[Dataset rows describing interfaces]
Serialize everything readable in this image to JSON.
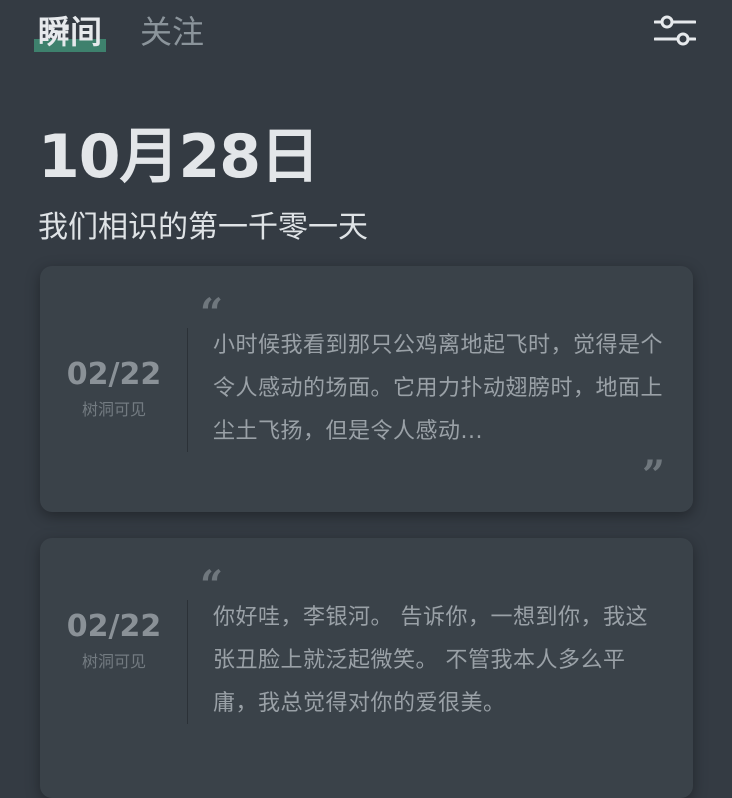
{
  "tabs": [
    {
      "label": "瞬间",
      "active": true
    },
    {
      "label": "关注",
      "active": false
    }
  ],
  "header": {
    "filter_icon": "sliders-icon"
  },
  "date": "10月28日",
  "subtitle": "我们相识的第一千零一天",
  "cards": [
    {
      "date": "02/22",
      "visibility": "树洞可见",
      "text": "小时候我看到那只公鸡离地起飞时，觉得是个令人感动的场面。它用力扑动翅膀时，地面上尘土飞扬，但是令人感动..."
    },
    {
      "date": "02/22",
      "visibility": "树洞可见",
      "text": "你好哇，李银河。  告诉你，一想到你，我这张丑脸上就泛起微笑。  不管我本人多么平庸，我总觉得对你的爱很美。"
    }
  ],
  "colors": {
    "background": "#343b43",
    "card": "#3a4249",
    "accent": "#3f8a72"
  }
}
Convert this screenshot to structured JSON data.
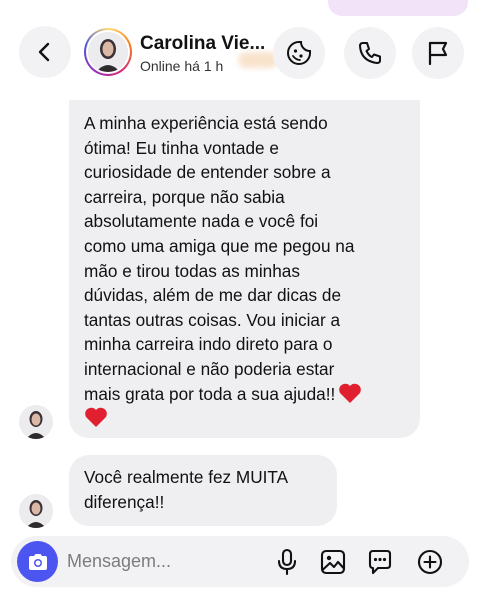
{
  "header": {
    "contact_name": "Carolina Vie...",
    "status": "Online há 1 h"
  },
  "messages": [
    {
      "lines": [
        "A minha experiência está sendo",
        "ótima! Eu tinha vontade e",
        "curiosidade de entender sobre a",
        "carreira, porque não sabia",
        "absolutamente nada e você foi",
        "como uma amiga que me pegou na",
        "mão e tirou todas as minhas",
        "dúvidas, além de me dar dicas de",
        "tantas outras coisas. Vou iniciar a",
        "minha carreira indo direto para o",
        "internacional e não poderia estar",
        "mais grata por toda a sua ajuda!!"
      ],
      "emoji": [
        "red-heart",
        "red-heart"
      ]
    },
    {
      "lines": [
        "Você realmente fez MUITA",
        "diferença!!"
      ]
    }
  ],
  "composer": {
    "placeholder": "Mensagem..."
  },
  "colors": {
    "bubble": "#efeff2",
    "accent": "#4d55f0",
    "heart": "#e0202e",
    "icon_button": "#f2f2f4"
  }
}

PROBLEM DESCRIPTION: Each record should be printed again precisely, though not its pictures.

OUTPUT OF THE EXERCISE:
Serialize everything readable in this image to JSON.
{
  "tabs": [
    {
      "label": "瞬间",
      "active": true
    },
    {
      "label": "关注",
      "active": false
    }
  ],
  "header": {
    "filter_icon": "sliders-icon"
  },
  "date": "10月28日",
  "subtitle": "我们相识的第一千零一天",
  "cards": [
    {
      "date": "02/22",
      "visibility": "树洞可见",
      "text": "小时候我看到那只公鸡离地起飞时，觉得是个令人感动的场面。它用力扑动翅膀时，地面上尘土飞扬，但是令人感动..."
    },
    {
      "date": "02/22",
      "visibility": "树洞可见",
      "text": "你好哇，李银河。  告诉你，一想到你，我这张丑脸上就泛起微笑。  不管我本人多么平庸，我总觉得对你的爱很美。"
    }
  ],
  "colors": {
    "background": "#343b43",
    "card": "#3a4249",
    "accent": "#3f8a72"
  }
}
Convert this screenshot to structured JSON data.
{
  "header": {
    "contact_name": "Carolina Vie...",
    "status": "Online há 1 h"
  },
  "messages": [
    {
      "lines": [
        "A minha experiência está sendo",
        "ótima! Eu tinha vontade e",
        "curiosidade de entender sobre a",
        "carreira, porque não sabia",
        "absolutamente nada e você foi",
        "como uma amiga que me pegou na",
        "mão e tirou todas as minhas",
        "dúvidas, além de me dar dicas de",
        "tantas outras coisas. Vou iniciar a",
        "minha carreira indo direto para o",
        "internacional e não poderia estar",
        "mais grata por toda a sua ajuda!!"
      ],
      "emoji": [
        "red-heart",
        "red-heart"
      ]
    },
    {
      "lines": [
        "Você realmente fez MUITA",
        "diferença!!"
      ]
    }
  ],
  "composer": {
    "placeholder": "Mensagem..."
  },
  "colors": {
    "bubble": "#efeff2",
    "accent": "#4d55f0",
    "heart": "#e0202e",
    "icon_button": "#f2f2f4"
  }
}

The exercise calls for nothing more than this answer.